The comments raised more than a few eyebrows, and for good reason. Making a game dark or gritty just for the sake of it backfires as often as not, turning it into meme fuel at best or a forgettable failure at worst.
Dragon Quest is no stranger to darkness anyway. The hero in Dragon Quest V gets enslaved and witnesses death and destruction on both a personal and wider scale. A possessed jester goes on a killing spree in Dragon Quest VIII, and there’s no shortage of loss and sorrow in Dragon Quest XI.
The difference is how the series handles it. Unlike some RPGs that want you to feel the weight of tragedy — Xenogears, for example, or potentially even Final Fantasy XVI — Dragon Quest is happy to focus on the future.
It doesn’t shy away from sadness. But at its foundation, the series is about optimism, a conviction that things will actually turn out okay in the end, even if they need a helping kick from some ragtag merchants and lowly peasant folk along the way.
Whatever Square Enix’s plans are for the series, it should never lose that spark of hope. It doesn’t have to, either.
A “darker” Dragon Quest just needs to pay more attention to what’s already there, or more to the point, who is already there. Echoes of an Elusive Age started moving in this direction already. Dragon Quest party members make a big entrance connected to the plot in some way, then often fade into the background. Party chat brings them to life, but that’s the extent of their importance to the story with a few exceptions.
Dragon Quest XI wove party members’ stories properly into the narrative for the first time — the mystery of Sylvando, Erik’s sister, and the story surrounding Veronica and Serena. It’s as simple as just letting things, often bad things, happen to important characters, even if there aren’t lasting, dramatic consequences.

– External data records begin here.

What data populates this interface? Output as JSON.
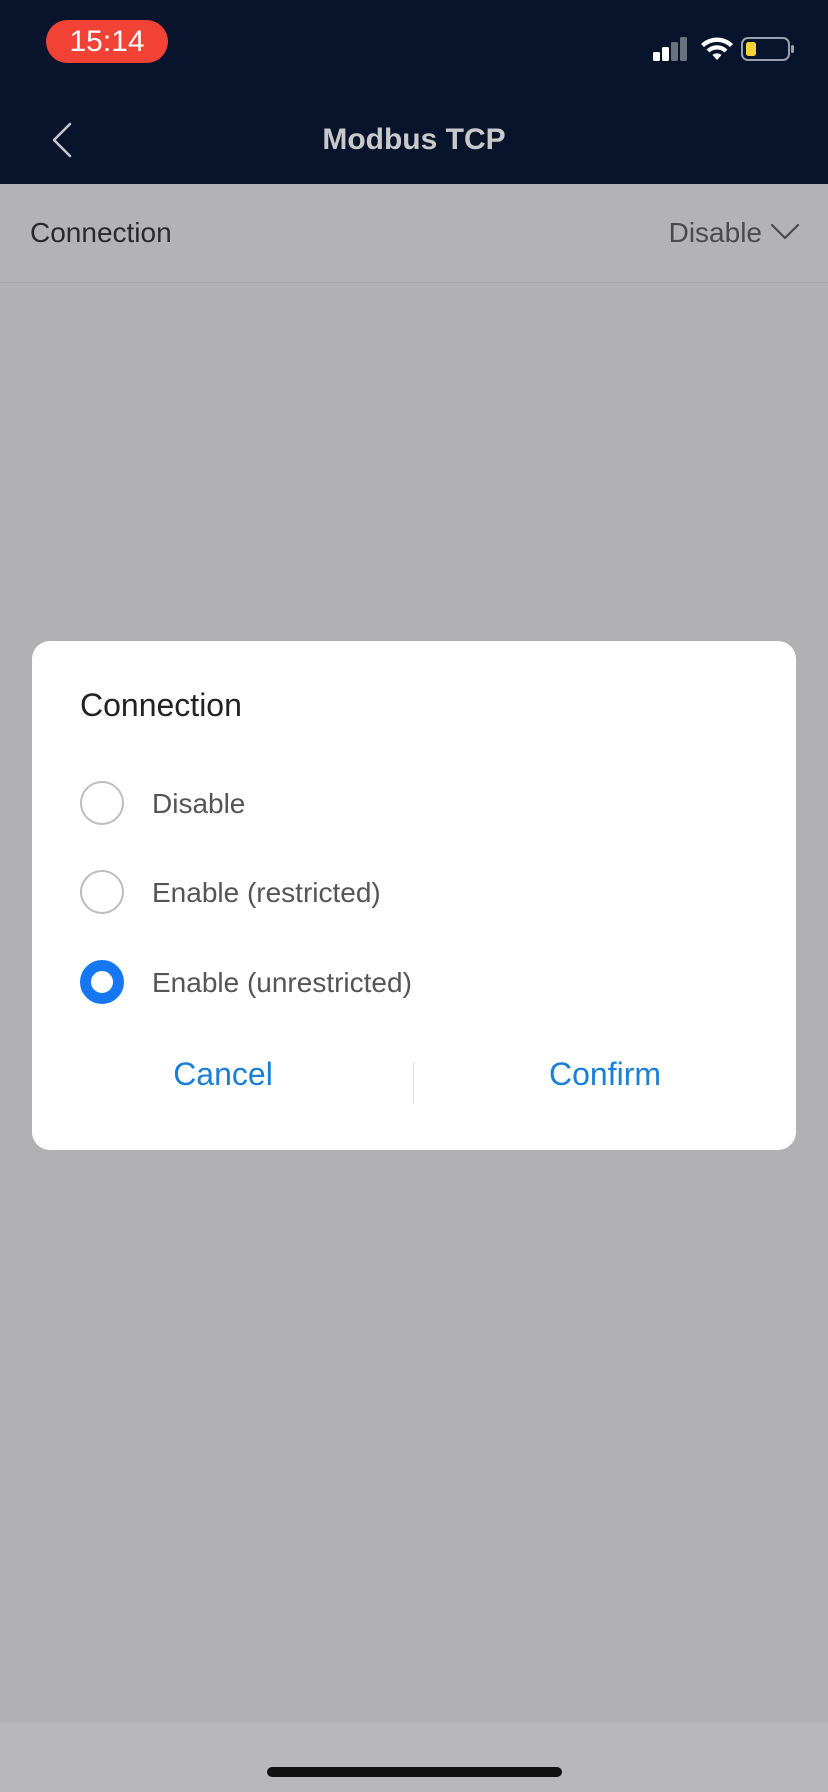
{
  "status_bar": {
    "time": "15:14",
    "icons": [
      "cellular-signal-icon",
      "wifi-icon",
      "battery-low-icon"
    ],
    "time_pill_color": "#f24236",
    "battery_fill_color": "#f5d23a"
  },
  "header": {
    "title": "Modbus TCP",
    "back_icon": "chevron-left-icon",
    "background": "#08132c"
  },
  "settings": {
    "connection": {
      "label": "Connection",
      "value": "Disable",
      "icon": "chevron-down-icon"
    }
  },
  "dialog": {
    "title": "Connection",
    "options": [
      {
        "label": "Disable",
        "selected": false
      },
      {
        "label": "Enable (restricted)",
        "selected": false
      },
      {
        "label": "Enable (unrestricted)",
        "selected": true
      }
    ],
    "cancel_label": "Cancel",
    "confirm_label": "Confirm",
    "accent_color": "#1677f3"
  }
}
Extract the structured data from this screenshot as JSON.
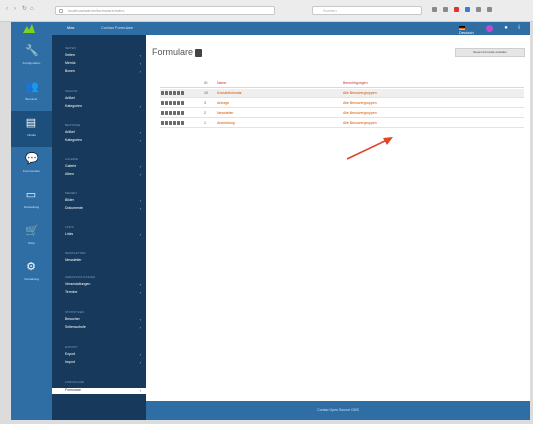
{
  "browser": {
    "url": "localhost/admin/formulare/index",
    "search_placeholder": "Suchen"
  },
  "appbar": {
    "user": "Max",
    "breadcrumb": "Contao Formulare",
    "language": "Deutsch"
  },
  "iconbar": [
    {
      "icon": "wrench-icon",
      "label": "Konfiguration"
    },
    {
      "icon": "users-icon",
      "label": "Benutzer"
    },
    {
      "icon": "document-icon",
      "label": "Inhalte"
    },
    {
      "icon": "chat-icon",
      "label": "Kommentare"
    },
    {
      "icon": "monitor-icon",
      "label": "Darstellung"
    },
    {
      "icon": "cart-icon",
      "label": "Shop"
    },
    {
      "icon": "gear-icon",
      "label": "Verwaltung"
    }
  ],
  "subbar": {
    "sections": [
      {
        "title": "Seiten",
        "items": [
          "Seiten",
          "Menüs",
          "Boxen"
        ]
      },
      {
        "title": "Inhalte",
        "items": [
          "Artikel",
          "Kategorien"
        ]
      },
      {
        "title": "Beiträge",
        "items": [
          "Artikel",
          "Kategorien"
        ]
      },
      {
        "title": "Galerie",
        "items": [
          "Galerie",
          "Alben"
        ]
      },
      {
        "title": "Medien",
        "items": [
          "Bilder",
          "Dokumente"
        ]
      },
      {
        "title": "Links",
        "items": [
          "Links"
        ]
      },
      {
        "title": "Newsletter",
        "items": [
          "Newsletter"
        ]
      },
      {
        "title": "Veranstaltungen",
        "items": [
          "Veranstaltungen",
          "Termine"
        ]
      },
      {
        "title": "Statistiken",
        "items": [
          "Besucher",
          "Seitenaufrufe"
        ]
      },
      {
        "title": "Export",
        "items": [
          "Export",
          "Import"
        ]
      },
      {
        "title": "Formulare",
        "items": [
          "Formulare"
        ]
      }
    ]
  },
  "main": {
    "title": "Formulare",
    "new_button": "Neues Formular erstellen",
    "columns": {
      "id": "ID",
      "name": "Name",
      "permission": "Berechtigungen"
    },
    "rows": [
      {
        "id": "10",
        "name": "Kontaktformular",
        "permission": "Alle Benutzergruppen"
      },
      {
        "id": "3",
        "name": "Anfrage",
        "permission": "Alle Benutzergruppen"
      },
      {
        "id": "2",
        "name": "Newsletter",
        "permission": "Alle Benutzergruppen"
      },
      {
        "id": "1",
        "name": "Anmeldung",
        "permission": "Alle Benutzergruppen"
      }
    ]
  },
  "footer": {
    "text": "Contao Open Source CMS"
  }
}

Although there should be serious ripple effects, sometimes. One thing Dragon Quest, and other JRPGs, often gloss over is how your actions and the deeds of ne’er-do-wells affect the people outside your party.
Square Enix adopting a BioWare-style web of cause and effect seems unlikely, at least initially. It doesn’t have to be complex, though — just something that makes you think about your choices and then deal with the fallout, if there is any.
Aside from potentially giving Dragon Quest a darker tone, it’s a way to make the world feel lived in, and even dangerous, a feat earlier Dragon Quests haven’t always been the best at.
Letting you struggle through this kind of darkness, then emerge from it with Dragon Quest’s usual optimism still intact, if a little battered and sadder, is the kind of mature experience Square Enix needs to aim for.